The movie Gettysburg follows generals and officers and gives an excellent overall picture of the movement of the troops. It shows the hinge-pin of the battle, when the Confederacy came within a few inches of turning the Union flank and the battle with it.

Jeff Daniels (yes, THAT Jeff Daniels, of Dumb and Dumber) plays Col. Joshua Lawrence Chamberlin, commander of the 2nd Maine Infantry Regiment, and the movie follows his reasoning and his astonishing fight his understrength unit made to hold that flank. And it shows the true glory and horror of Pickett’s Charge, the ‘high water mark’ of the Confederacy. It does this without the gore and blood that are considered fun today.


6. Zulu


Taking place just days after Isandlwana, the battle at Rorke’s Drift was much smaller in scale. Isandlwana cost the lives of about 1,300 British and native troops, after an attack by about 20,000 Zulu. Between two and four thousand Zulu attacked Rorke’s Drift, against about 140 British troops, and against the orders of King Cetshwayo. Rather than forming a long perimeter with a thin line of soldiers, the two lieutenants who lead the British kept to a relatively small defensive formation, and successfully defended the station with their small force.

The final part of the battle in the movie has the British standing in three lines, belting out volley after volley in almost a single roar, and at point-blank range. While the accounts of the battle vary, the movie demonstrates the effectiveness of concentration of firepower, which later was demonstrated even more by the combined arms theories in WWII.

There are a lot of historical errors in this movie, especially the apocryphal salute by the Zulu force as they march away defeated. Most of the troops were English rather than Welsh, and the tension between Lieutenants Chard and Bromhead was an invention of the movie. Private Hook, in a particularly glaring example, was not the malingering ne’er do well depicted. However one thing they got right was the power of shooting not just in unison, but concentrating that fire in a small area where it can slow down even the recklessly brave and tenacious Zulu.
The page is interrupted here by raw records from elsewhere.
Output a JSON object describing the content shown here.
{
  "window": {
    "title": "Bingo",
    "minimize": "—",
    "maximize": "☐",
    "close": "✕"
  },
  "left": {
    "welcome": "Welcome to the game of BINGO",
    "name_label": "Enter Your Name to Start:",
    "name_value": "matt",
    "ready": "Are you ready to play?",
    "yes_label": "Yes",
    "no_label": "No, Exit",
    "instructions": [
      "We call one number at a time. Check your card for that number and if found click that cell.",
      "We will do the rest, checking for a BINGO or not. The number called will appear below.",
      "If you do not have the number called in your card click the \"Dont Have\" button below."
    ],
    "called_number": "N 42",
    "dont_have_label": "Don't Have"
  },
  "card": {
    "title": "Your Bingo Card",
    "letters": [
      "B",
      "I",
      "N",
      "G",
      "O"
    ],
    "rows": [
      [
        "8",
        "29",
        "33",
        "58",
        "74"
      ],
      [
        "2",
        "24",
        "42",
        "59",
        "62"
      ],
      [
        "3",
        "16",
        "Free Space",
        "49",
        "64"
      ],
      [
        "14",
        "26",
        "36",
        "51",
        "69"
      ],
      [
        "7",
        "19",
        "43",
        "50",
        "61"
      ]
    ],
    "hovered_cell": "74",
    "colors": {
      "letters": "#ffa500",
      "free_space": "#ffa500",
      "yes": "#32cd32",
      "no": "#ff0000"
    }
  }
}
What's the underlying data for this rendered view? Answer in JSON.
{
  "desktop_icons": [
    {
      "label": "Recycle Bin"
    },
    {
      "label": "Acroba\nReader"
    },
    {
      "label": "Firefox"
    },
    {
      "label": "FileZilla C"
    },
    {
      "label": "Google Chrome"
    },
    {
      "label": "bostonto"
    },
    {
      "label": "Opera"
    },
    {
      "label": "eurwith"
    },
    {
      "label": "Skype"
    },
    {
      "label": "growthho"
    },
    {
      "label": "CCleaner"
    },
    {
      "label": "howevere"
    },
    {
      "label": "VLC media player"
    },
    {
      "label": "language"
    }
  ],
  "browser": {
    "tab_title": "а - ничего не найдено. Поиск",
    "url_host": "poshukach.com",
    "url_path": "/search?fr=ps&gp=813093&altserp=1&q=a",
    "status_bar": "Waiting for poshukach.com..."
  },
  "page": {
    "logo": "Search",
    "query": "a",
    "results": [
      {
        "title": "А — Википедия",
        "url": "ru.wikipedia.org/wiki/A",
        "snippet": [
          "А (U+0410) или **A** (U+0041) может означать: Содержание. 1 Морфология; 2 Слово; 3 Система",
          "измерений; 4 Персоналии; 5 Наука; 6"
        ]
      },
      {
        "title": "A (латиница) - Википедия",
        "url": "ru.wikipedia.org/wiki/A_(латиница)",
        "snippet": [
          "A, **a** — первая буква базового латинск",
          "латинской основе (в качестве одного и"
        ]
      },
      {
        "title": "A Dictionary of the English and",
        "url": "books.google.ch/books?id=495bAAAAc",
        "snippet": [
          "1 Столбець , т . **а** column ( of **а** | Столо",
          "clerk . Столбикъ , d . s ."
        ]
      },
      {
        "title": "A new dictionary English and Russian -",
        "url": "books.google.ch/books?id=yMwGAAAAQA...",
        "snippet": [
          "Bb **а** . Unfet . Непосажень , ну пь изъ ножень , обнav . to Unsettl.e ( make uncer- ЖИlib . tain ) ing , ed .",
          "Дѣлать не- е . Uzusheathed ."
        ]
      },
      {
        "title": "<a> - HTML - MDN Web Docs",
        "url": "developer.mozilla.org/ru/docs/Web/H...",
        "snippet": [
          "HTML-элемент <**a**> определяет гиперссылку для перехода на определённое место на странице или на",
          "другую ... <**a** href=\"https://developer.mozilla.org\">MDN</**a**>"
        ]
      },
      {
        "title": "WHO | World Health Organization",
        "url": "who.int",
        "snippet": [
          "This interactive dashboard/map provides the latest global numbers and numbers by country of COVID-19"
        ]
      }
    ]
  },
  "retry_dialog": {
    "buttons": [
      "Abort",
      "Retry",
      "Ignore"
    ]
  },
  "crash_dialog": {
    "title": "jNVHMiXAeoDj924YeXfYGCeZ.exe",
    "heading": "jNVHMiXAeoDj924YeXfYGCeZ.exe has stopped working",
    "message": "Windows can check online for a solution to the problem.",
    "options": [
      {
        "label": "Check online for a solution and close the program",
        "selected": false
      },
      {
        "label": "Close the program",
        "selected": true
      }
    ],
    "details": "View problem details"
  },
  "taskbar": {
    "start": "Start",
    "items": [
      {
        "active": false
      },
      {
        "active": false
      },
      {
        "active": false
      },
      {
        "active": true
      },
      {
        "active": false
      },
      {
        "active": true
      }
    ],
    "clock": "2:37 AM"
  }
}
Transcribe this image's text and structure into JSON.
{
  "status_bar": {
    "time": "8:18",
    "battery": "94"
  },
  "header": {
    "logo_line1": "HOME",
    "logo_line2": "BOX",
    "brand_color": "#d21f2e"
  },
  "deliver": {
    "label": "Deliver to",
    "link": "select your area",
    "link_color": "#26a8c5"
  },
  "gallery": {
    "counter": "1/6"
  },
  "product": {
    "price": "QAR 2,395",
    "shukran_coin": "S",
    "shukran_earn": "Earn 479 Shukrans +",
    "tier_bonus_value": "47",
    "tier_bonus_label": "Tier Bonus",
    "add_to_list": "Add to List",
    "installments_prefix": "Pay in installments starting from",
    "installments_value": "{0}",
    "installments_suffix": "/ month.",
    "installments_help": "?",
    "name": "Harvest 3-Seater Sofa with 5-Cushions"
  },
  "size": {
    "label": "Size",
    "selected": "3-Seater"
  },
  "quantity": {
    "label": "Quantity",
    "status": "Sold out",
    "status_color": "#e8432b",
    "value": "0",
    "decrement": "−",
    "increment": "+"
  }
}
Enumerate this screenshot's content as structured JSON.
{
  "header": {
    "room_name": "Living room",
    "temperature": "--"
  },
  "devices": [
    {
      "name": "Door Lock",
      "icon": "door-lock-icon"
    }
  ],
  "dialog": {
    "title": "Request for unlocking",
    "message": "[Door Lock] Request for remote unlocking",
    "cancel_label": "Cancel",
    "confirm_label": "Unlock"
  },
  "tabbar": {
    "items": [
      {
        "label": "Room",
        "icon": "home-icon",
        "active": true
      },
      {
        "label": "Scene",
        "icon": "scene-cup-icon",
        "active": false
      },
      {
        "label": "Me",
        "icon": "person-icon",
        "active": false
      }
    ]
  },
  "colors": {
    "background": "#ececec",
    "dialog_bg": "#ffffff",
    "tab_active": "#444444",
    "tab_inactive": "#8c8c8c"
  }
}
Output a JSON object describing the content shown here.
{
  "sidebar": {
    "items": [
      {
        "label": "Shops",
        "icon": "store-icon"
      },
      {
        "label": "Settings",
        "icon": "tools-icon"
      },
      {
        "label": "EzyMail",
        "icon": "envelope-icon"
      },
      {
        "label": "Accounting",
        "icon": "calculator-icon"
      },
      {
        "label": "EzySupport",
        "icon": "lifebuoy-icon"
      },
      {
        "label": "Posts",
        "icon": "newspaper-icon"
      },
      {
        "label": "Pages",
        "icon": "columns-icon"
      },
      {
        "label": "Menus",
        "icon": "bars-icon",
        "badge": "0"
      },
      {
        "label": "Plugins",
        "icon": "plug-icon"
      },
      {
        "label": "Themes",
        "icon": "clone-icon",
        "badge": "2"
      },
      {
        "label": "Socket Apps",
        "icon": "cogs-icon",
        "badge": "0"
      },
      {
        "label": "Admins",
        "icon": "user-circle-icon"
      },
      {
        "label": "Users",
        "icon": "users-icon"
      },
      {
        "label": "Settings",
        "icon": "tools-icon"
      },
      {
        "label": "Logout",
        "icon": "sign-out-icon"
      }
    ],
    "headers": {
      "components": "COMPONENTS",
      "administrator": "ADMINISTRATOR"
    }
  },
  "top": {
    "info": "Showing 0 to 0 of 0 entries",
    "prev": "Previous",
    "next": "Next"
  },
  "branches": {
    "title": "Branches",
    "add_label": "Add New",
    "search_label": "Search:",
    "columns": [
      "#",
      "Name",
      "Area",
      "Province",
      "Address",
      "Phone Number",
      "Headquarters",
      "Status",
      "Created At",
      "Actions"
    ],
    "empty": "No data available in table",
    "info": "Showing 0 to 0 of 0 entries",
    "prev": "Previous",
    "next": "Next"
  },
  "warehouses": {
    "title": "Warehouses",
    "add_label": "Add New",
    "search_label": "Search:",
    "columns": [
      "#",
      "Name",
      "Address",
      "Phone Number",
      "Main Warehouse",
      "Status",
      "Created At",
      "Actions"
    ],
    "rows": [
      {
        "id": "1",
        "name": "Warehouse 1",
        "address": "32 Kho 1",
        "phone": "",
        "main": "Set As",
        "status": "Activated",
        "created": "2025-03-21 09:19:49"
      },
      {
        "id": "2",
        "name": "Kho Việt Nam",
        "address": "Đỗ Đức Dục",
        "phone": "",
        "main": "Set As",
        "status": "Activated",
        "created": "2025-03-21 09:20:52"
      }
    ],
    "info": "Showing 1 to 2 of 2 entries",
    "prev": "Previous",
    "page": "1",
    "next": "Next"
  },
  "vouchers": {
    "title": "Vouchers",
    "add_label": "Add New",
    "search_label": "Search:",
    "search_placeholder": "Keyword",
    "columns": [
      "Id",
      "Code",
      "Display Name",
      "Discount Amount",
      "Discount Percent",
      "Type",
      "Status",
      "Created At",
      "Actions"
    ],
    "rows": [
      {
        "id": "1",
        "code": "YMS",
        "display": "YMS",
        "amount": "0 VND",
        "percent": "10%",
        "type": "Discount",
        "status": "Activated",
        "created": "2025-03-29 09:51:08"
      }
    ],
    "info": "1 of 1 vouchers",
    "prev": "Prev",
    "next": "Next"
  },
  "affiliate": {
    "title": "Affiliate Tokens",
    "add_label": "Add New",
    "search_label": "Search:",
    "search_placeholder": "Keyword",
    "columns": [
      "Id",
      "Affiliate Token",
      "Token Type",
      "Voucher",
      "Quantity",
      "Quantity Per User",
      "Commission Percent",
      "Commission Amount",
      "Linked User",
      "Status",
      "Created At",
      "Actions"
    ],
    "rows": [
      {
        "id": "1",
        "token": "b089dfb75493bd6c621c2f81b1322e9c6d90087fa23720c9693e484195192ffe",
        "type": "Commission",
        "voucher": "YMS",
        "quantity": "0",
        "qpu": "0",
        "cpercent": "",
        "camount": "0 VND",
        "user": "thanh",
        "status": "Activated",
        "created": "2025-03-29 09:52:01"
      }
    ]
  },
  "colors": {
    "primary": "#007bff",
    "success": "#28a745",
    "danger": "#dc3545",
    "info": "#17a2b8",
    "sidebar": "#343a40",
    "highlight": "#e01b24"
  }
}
Some of the attitudes in the movie are certainly anachronistic, as it was filmed in 1964 when cynical pacifism was becoming more common. Lieutenant Chard continued in the army until he died in 1897. Anachronistic attitudes are perhaps the most common error in war movies, but despite these errors, the depiction of the actual fighting is very well done.